- Records for processing
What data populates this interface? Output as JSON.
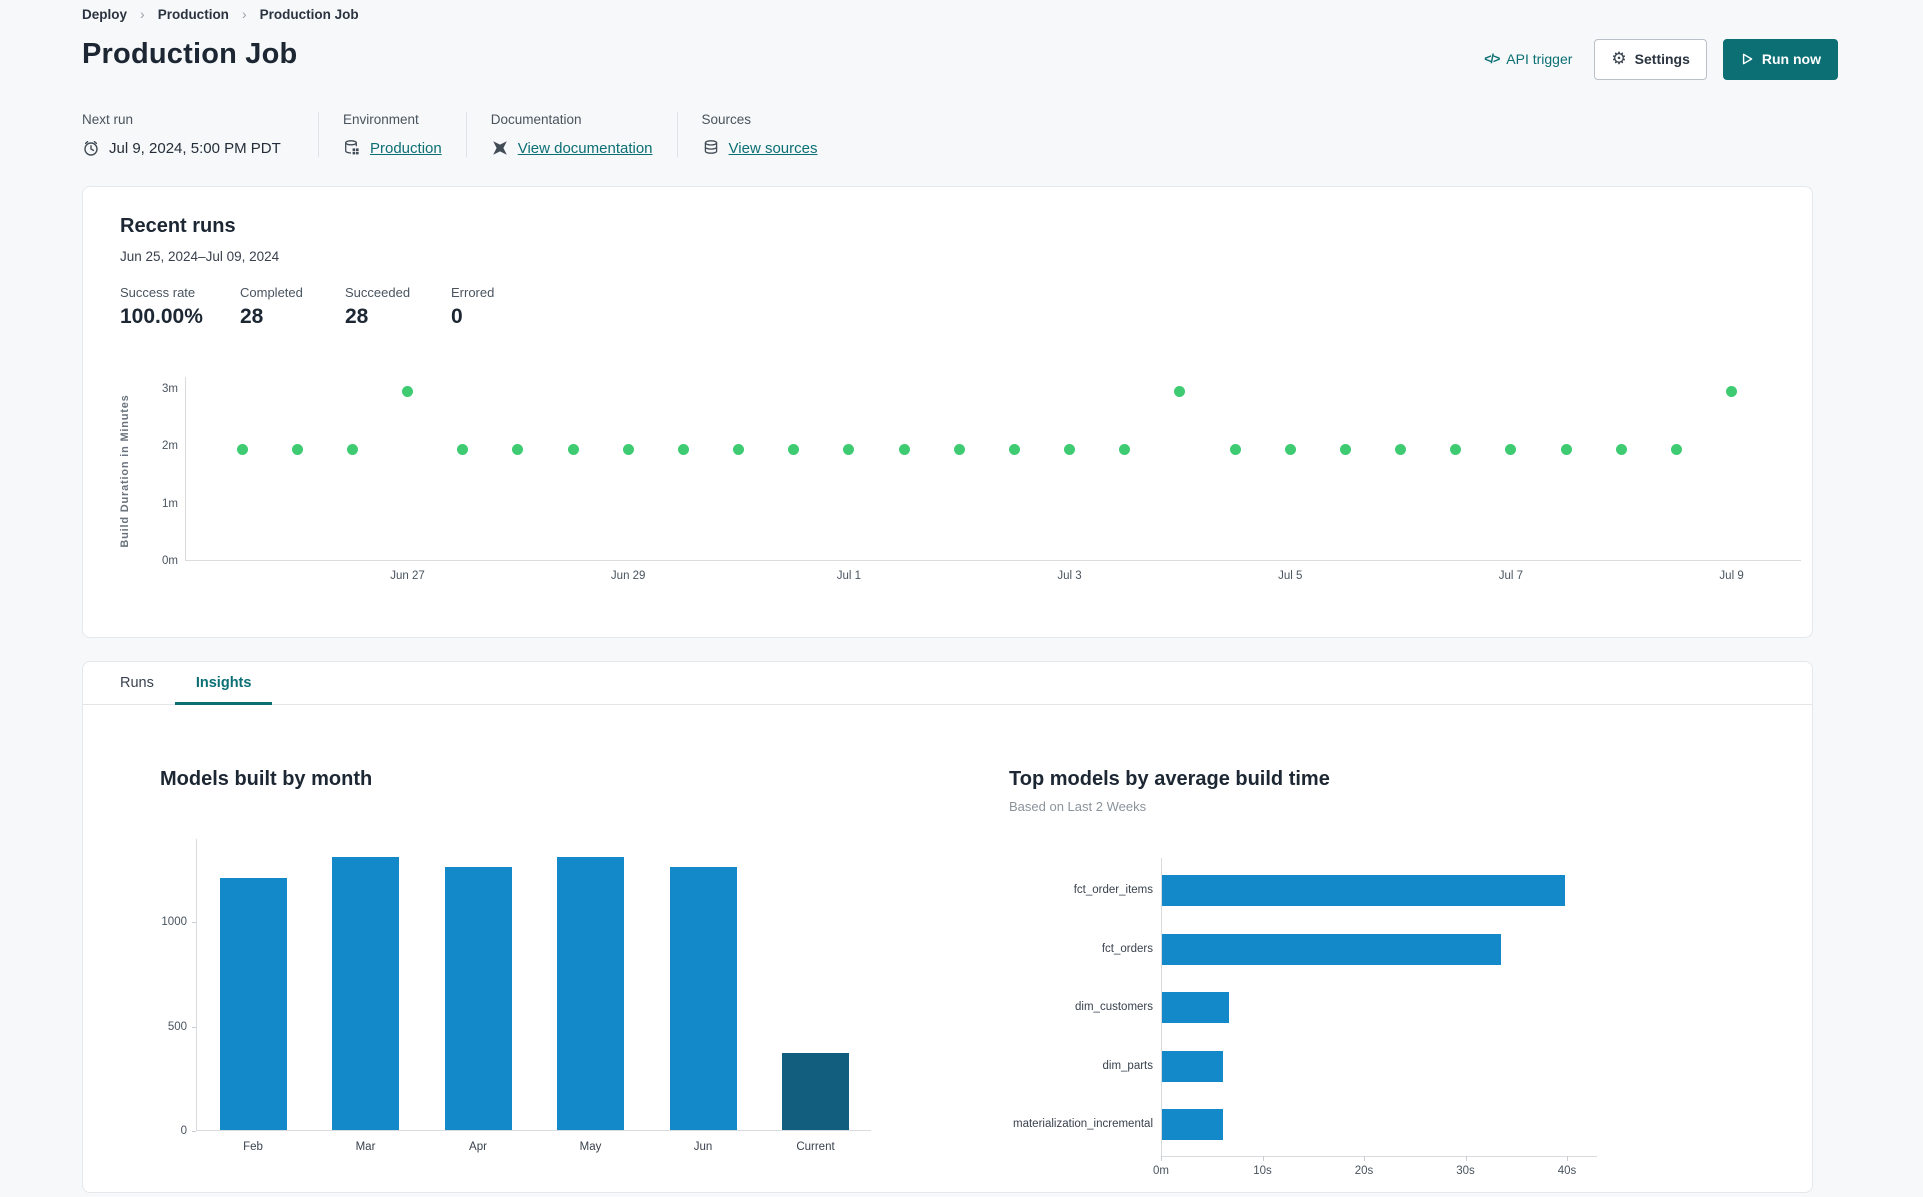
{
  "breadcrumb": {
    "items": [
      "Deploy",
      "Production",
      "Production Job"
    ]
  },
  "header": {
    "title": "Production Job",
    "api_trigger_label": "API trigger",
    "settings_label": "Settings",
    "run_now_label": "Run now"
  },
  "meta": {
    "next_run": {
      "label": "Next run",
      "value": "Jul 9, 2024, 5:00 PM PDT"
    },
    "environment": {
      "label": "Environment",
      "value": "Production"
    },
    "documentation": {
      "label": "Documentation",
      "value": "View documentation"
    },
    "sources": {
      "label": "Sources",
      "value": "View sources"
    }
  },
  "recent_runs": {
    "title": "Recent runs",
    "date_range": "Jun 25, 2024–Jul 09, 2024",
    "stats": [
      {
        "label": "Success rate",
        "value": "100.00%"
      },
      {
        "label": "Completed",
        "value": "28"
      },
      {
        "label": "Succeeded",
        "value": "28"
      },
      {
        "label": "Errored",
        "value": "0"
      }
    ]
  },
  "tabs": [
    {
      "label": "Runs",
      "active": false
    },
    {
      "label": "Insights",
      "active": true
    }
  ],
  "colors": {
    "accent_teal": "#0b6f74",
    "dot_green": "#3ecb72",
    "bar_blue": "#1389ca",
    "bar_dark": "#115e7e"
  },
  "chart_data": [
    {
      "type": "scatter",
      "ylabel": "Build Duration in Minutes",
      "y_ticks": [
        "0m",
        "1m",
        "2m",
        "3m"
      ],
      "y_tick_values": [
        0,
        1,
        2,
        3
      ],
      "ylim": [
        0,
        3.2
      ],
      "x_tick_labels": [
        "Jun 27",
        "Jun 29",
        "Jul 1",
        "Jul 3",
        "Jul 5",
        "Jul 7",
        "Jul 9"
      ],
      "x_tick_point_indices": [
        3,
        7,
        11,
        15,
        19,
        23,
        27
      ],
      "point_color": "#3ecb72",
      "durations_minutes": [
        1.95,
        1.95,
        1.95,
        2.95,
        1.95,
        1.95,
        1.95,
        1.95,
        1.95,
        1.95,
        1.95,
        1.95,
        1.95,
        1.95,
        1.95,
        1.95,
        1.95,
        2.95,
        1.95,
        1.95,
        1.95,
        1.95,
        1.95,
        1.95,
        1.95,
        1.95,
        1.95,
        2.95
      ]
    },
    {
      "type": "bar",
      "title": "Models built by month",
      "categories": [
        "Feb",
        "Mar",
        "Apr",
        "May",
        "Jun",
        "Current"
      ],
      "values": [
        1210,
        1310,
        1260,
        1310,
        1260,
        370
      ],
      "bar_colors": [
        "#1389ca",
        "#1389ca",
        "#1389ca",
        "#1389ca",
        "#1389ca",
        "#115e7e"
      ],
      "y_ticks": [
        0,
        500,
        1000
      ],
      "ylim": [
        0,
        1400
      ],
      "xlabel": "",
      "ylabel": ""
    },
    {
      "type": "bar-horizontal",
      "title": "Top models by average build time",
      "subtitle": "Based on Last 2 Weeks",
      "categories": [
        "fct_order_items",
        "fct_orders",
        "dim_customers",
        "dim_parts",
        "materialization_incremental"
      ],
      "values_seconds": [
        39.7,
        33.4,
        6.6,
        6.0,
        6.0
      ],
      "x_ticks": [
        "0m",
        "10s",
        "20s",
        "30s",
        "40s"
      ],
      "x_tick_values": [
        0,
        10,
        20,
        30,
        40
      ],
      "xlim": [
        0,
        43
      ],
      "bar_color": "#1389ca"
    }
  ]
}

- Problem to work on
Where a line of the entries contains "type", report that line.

- Completed exercise
      "type": "scatter",
      "type": "bar",
      "type": "bar-horizontal",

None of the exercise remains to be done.